The 2019 Women’s NCAA Championships had some fantastic highlights. Hear these topics covered in our Top 25 (+1) Quotes from the media room at the 2019 NCAA Championships.
As we tick down the days to the 2019 Men’s NCAA Championships, keep track of all our event-by-event previews and winner picks here.
Indiana’s Vini Lanza is a safe enough bet to win this race. (Not that you should be gambling on swimming.)
Ian Finnerty already broke the 50-second barrier in the 100 breast, and is the clear favorite, but Carsten Vissering will face four freshman in the battle for second place.
Even after DQing in the 200 IM, Michigan senior Siobahn Haughey was instrumental in the success of the 3rd place Michigan
The upcoming 2019 Men’s Division I NCAA Championships, taking place in Austin this week, mark the 40th anniversary of one…
Looking back at the leadup to the 2019 Women’s NCAA Championships, we want to see where the “buzz” of the SwimSwam comment section was onto something… and where it wasn’t. How did your predictions fare?
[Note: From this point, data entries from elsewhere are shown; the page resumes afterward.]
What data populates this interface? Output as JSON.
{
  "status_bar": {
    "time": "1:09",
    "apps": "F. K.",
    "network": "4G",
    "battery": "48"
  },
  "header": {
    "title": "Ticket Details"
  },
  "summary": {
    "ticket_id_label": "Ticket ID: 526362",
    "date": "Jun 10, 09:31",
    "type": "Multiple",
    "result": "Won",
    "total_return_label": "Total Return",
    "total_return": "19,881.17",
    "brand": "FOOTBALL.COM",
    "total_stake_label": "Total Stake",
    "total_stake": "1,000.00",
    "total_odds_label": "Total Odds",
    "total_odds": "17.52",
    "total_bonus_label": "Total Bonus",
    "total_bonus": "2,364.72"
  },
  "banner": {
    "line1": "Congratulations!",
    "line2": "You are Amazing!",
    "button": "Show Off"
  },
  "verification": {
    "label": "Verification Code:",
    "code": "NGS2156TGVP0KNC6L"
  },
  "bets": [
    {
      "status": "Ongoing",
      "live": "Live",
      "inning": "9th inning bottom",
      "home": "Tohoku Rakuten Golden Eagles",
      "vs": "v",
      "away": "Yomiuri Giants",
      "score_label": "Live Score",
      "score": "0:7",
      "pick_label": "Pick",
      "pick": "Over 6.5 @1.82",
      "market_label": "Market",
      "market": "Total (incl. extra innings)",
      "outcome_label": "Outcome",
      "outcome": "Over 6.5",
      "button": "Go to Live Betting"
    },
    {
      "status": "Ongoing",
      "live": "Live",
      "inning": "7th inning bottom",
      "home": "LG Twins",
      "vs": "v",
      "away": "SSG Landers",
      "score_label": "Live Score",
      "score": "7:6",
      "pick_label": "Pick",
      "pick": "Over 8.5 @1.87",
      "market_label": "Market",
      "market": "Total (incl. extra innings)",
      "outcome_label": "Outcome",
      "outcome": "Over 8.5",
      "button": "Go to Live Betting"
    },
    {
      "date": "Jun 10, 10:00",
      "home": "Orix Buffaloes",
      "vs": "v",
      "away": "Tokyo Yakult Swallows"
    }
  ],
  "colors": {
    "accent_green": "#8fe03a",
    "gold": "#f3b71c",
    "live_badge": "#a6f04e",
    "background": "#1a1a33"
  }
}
We track the results here.
The Louisville women finished 4th at NCAAs, which is their best-ever finish.
The Big Ten Conference announced the 2019 Big Ten Women’s Swimmer, Diver, Swimming Coach and Diving Coach of the Year awards, as voted on by the conference coaches.
Ryan Hoffer and the Cal Bears will be in the mix in a tight 200 medley relay field
Check out how our final Power Rankings compared to the actual team finishes at the 2019 Women’s Division I NCAA Championships.
Haas looks to be the front-runner for the title, but Felix Auboeck could challenge.
Texas went 1-2 at last year’s NCAA Championships in the 200 back; but this year, a different Longhorn has the top seed.
Nelson used her last wall to push ahead with her underwaters, clipping the NCAA Record to win it in 1:47.24